Despite the ever-changing lineup, their musical style stayed true to its original folk-rock essence, ultimately shaping their unique identity. It was like a musical journey with twists and turns, but the heart of their sound always beat with folk-rock passion.
The Byrds Influence on Music
In the vast world of music, The Byrds have a special place. They made a big impact, especially by changing folk rock into country rock. Here’s how they did it:
They pioneered folk rock.
With Bob Dylan’s “Mr. Tambourine Man,” they combined folk and rock elements to create a distinctive sound that was both melodic and jangly.

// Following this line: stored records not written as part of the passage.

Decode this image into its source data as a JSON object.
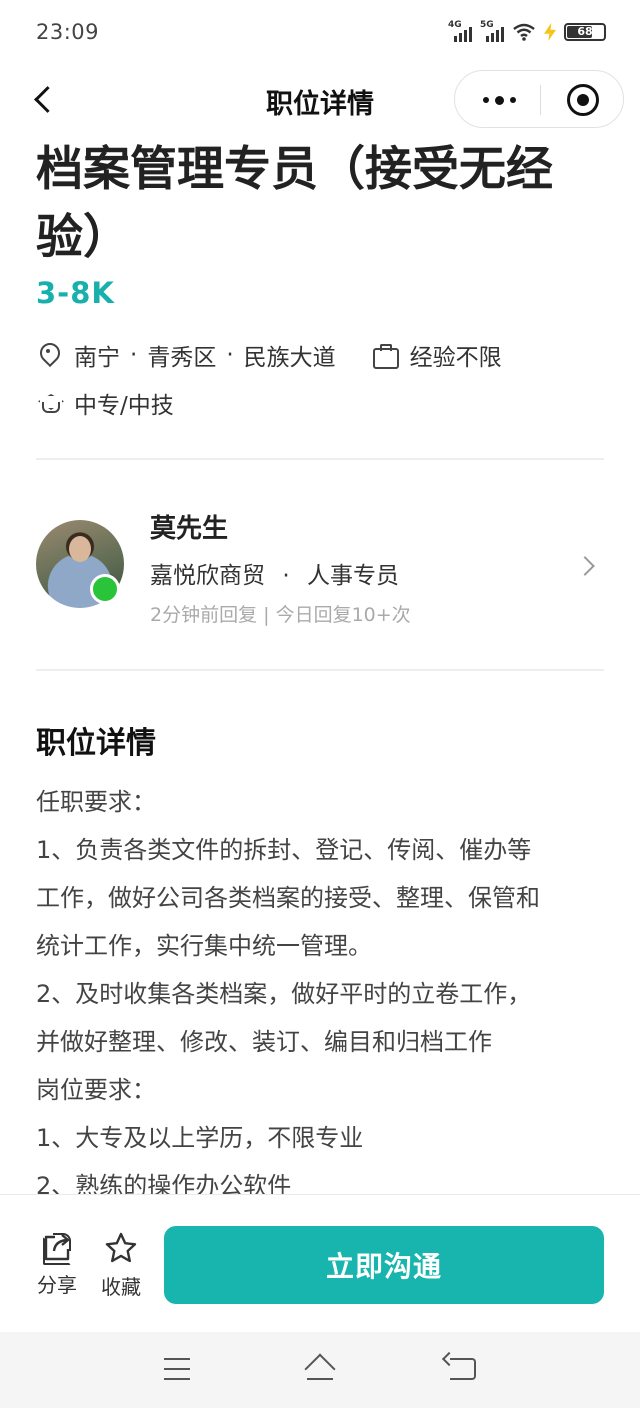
{
  "status_bar": {
    "time": "23:09",
    "signal_1_label": "4G",
    "signal_2_label": "5G",
    "battery_level": "68",
    "icons": [
      "signal-4g-icon",
      "signal-5g-icon",
      "wifi-icon",
      "charging-bolt-icon",
      "battery-icon"
    ]
  },
  "nav": {
    "title": "职位详情",
    "icons": [
      "back-arrow-icon",
      "more-dots-icon",
      "close-target-icon"
    ]
  },
  "job": {
    "title": "档案管理专员（接受无经验）",
    "salary": "3-8K",
    "location": {
      "city": "南宁",
      "district": "青秀区",
      "street": "民族大道"
    },
    "separator": "·",
    "experience": "经验不限",
    "education": "中专/中技"
  },
  "recruiter": {
    "name": "莫先生",
    "company": "嘉悦欣商贸",
    "role": "人事专员",
    "reply_info": "2分钟前回复 | 今日回复10+次",
    "online": true
  },
  "description": {
    "section_title": "职位详情",
    "lines": [
      "任职要求：",
      "1、负责各类文件的拆封、登记、传阅、催办等",
      "工作，做好公司各类档案的接受、整理、保管和",
      "统计工作，实行集中统一管理。",
      "2、及时收集各类档案，做好平时的立卷工作，",
      "并做好整理、修改、装订、编目和归档工作",
      "岗位要求：",
      "1、大专及以上学历，不限专业",
      "2、熟练的操作办公软件"
    ]
  },
  "actions": {
    "share_label": "分享",
    "favorite_label": "收藏",
    "cta_label": "立即沟通"
  },
  "colors": {
    "accent": "#17b5ae",
    "online": "#2ac43a"
  }
}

They helped pave the way for country rock.
With “Sweetheart of the Rodeo,” they went all-in on country music, coming before the Eagles and opening the door for country rock.
Their hits continue to inspire.
Songs like “Turn, Turn, Turn,” “Eight Miles High,” and “I’ll Feel a Whole Lot Better” are considered classics. These songs continue to inspire and influence modern musicians.
Trivia about Byrds Members’ Lives
The band members of The Byrds led fascinating lives on and off the stage. Delving deeper into their personal worlds, we uncover some interesting trivia:
- Jim McGuinn changed his name to Roger in 1967 following his conversion to Subud, a spiritual movement.
- Gene Clark occasionally collaborated with other artists, like Doug Dillard, and even released several solo albums. His song “I’ll Feel a Whole Lot Better” was covered by Tom Petty and the Heartbreakers.
- David Crosby launched a successful career with the supergroups Crosby, Stills & Nash (and sometimes with Neil Young), producing classics like “Wooden Ships” and “Almost Cut My Hair.”
- Michael Clarke moved on to play with the group Firefall in the 1970s, contributing to their hit “You Are the Woman,” among others.
- Chris Hillman co-founded the country rock group The Flying Burrito Brothers with Gram Parsons after leaving The Byrds.
In essence, their journeys, both personal and professional, contributed to making them stand out, adding to the allure of The Byrds’ band mythos.
From their formation to their musical legacy, The Byrds’ journey was characterized by constant evolution, originality, and depth. The band made a substantial contribution to music, being the harbinger of the folk rock genre and playing an instrumental role in country rock’s emergence. Their creativity and daring innovations remain fresh in the listeners’ memories and are a constant source of inspiration for musicians.